The balance between wrestling and weightlifting continues to present challenges, but Grace accepts it all with a good… um… Grace! Recently, during a game, the grappler was forced to release the weight for a short period of time after her back was sore due to poor placement. So she switched to Powerbuilding training during her recuperation. “It’s like a program between weightlifting and bodybuilding,” Grace said. “Basically, it’s not full-fledged, 100 percent powerlifting.” Strength training is a great way to build muscle and increase strength at the same time.
Jordynne Grace wants to be the Queen of the Mountain
as an influence! Celebrating its 20th Slammiversary pay-per-view on June 19, available on FITE.TV, ‘Thick Mama Pump’ looks to play his best to crush 4 other opponents to regain ‘Queen’ Knockout Championship Hill’ contest. While Grace has accomplished so much, she still has so many coveted matches to look forward to, so who does she have her eye on? “Dakota Kai is great for wrestling,” Grace said. ” And, I think it’s Rhea Ripley. It’s a dream match that many people have chosen, and it’s one of mine. The powerhouse is also excited about the possibility of wrestling again with Athena, who last wrestled her about 10 years ago. But right now, there’s nothing more important than getting that shiny knockout title. “Slammiversary will be great,” laughs Grace, excited about the prospect of winning at the historic show.

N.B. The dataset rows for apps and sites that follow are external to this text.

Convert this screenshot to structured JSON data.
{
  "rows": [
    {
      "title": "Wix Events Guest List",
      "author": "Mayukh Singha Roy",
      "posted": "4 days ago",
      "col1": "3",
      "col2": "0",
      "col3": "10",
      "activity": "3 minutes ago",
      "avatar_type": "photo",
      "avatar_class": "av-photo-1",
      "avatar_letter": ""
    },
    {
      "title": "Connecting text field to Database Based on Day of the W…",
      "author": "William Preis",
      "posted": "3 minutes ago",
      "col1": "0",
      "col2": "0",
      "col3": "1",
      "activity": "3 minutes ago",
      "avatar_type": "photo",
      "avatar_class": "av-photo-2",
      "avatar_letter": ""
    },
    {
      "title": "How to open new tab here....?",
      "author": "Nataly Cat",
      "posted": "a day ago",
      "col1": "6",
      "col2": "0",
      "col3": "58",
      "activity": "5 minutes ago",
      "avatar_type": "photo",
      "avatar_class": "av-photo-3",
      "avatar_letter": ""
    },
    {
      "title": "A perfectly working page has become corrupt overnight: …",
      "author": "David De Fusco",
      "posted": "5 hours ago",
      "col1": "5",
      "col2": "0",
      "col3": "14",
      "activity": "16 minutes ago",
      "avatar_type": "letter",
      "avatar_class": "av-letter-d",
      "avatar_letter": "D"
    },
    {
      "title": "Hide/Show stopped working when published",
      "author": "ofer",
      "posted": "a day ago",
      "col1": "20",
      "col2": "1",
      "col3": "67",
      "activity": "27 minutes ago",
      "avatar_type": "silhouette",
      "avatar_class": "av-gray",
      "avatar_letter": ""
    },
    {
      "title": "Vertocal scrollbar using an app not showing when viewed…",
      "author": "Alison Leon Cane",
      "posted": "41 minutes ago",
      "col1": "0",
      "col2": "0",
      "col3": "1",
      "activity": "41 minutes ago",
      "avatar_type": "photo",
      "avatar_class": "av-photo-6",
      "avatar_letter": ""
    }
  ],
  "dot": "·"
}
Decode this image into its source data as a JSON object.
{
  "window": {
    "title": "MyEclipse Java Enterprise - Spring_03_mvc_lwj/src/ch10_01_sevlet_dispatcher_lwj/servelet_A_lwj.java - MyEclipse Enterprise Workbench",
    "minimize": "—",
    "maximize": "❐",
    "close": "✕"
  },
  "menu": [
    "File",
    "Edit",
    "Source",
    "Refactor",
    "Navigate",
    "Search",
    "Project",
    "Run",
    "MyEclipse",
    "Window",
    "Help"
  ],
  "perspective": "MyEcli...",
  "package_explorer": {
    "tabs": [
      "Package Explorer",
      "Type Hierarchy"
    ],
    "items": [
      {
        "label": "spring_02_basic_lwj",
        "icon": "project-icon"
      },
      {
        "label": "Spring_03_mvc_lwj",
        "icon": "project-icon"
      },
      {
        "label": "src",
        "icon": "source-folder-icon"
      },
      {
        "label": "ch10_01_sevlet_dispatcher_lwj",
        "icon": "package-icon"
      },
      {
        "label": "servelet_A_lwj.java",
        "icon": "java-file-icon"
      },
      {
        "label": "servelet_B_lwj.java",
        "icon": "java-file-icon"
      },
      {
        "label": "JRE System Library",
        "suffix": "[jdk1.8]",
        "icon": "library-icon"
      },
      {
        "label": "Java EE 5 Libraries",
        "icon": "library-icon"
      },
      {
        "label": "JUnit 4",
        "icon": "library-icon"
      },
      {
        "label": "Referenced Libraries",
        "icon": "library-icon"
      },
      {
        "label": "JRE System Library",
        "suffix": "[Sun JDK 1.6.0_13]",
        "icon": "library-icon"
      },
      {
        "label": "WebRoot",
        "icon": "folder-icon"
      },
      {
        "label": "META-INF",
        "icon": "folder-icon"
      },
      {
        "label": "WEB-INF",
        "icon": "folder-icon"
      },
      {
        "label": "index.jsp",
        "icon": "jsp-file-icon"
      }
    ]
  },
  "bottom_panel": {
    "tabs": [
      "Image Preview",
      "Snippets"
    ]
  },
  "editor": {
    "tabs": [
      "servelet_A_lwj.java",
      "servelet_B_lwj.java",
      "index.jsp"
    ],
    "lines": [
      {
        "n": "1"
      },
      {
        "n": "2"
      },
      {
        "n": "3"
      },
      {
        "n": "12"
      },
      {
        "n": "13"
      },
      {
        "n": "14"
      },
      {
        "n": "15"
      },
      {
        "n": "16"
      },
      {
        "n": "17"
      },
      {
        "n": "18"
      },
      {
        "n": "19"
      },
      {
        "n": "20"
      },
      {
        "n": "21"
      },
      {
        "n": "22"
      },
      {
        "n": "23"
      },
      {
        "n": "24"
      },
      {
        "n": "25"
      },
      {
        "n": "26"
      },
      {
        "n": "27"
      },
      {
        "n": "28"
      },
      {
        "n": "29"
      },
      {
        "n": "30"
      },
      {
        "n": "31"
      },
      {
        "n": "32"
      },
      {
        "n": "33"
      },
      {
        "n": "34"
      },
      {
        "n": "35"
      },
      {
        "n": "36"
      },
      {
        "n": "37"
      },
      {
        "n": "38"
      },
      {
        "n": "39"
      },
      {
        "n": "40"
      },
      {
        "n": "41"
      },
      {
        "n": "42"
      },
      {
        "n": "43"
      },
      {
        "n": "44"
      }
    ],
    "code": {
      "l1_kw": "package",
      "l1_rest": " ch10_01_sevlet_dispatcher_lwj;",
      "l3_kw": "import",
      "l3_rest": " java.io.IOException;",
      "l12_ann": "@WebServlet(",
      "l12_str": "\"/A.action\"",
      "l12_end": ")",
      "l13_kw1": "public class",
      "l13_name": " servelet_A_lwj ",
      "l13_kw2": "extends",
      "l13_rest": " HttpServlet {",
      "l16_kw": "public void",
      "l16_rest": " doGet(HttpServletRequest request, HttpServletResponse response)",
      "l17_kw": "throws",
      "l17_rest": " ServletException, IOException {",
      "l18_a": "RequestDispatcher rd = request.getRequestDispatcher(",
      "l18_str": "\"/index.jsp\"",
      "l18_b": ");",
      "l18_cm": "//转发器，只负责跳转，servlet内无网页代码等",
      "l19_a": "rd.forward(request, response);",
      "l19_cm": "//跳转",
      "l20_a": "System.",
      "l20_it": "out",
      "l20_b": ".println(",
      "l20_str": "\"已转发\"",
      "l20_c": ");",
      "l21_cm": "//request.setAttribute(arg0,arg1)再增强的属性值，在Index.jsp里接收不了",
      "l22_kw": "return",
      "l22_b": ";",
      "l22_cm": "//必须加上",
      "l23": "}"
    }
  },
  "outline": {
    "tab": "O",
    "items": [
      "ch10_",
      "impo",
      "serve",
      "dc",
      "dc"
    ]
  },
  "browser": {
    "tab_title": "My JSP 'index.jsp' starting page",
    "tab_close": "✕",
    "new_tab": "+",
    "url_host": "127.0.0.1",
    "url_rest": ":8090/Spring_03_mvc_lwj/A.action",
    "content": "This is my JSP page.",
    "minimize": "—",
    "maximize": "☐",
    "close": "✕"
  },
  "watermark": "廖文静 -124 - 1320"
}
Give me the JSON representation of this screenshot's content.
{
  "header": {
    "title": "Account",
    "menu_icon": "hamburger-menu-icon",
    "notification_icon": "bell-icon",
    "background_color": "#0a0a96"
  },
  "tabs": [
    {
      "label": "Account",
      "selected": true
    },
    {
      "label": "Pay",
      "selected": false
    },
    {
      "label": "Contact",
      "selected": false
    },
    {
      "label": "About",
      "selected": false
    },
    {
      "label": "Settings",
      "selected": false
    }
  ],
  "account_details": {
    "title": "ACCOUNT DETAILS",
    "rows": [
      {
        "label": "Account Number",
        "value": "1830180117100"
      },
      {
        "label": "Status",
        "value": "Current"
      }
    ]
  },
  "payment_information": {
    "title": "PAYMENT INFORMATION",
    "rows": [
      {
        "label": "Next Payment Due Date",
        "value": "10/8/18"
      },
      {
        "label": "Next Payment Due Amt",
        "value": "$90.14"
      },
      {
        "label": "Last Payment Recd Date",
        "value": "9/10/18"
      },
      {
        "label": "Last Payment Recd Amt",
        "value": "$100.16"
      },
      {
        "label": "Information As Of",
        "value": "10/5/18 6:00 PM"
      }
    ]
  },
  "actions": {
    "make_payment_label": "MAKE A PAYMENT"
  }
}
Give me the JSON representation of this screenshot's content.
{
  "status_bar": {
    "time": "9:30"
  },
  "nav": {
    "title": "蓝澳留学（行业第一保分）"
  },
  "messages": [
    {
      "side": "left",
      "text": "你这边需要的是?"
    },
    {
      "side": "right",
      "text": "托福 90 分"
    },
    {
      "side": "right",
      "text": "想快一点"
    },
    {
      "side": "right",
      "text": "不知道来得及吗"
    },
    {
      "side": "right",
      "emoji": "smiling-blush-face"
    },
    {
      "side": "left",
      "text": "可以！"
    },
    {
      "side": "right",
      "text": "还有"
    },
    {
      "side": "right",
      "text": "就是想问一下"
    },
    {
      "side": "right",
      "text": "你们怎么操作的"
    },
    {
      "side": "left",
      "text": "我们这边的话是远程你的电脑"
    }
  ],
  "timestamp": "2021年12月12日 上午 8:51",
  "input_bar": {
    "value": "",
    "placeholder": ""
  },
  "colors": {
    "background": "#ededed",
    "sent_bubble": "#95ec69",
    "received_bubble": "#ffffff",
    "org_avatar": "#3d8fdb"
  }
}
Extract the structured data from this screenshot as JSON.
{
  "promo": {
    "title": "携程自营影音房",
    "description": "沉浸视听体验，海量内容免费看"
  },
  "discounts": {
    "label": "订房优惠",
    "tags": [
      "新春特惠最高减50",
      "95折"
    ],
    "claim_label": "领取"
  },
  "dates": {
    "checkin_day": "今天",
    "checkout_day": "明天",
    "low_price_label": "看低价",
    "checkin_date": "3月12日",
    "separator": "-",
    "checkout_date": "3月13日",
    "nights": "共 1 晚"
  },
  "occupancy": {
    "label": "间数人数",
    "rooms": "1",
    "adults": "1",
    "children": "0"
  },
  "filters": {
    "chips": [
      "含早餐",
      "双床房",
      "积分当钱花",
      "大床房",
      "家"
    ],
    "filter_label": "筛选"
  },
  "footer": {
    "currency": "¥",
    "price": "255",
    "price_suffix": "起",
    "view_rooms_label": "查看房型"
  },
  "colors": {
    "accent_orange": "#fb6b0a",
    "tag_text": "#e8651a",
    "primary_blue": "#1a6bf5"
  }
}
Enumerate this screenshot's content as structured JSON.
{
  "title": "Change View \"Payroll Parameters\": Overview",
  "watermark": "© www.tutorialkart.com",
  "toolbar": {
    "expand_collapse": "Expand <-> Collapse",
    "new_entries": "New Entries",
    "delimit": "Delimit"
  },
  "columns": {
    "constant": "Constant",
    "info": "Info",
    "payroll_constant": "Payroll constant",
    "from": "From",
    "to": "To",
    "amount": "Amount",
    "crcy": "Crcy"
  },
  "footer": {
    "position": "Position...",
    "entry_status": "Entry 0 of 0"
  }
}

Not only is Jordynne Grace an inspiration in terms of her athleticism, but she’s also a beacon to others who might not fit a certain pattern. With a massive social media following, Grace has had to deal with negative comments like many of us, but the star says she’s learning that following trolls is all about giving them what they’re looking for. “One of the most important things to understand is that loving your body is really a process, an everyday thing,” Grace said. “Look at your body as a whole, not things like ‘I hate how fat my thighs are’ or ‘I hate my belly.’ Be aware of all the things your body does for you every day, once you’re conscious It’s ten times easier to love yourself.”
Jordynne Grace’s 3-Day Full Body Weightlifting Workout Routine
Day 1 (chest/triceps)
- Bench Press: 4×5
- Incline Dumbbell Press: 5×8
- Flat extruder: 4×15
- Triceps Push Down: 5×8
- Barbell Skull Crusher: 4×15
- Triceps Pushups: 1x AMRAP
Day 2 (group of four)
- Back squat: 4×5
- Bulgarian Split Squat: 4×10 (each side)
- Walking lunges: 4×20
- Weighted Jump Squats: 4×15
- Leg extension: 4×20
Day 3 (Shoulder)
- Military Press: 4×5
- Latitude increases: 5×20
- Arnold Press: 4×15
- Front lift of the cable: 4×15
- Wide Grip Upright Row: 4×15
- Dolphin push-ups: 3×12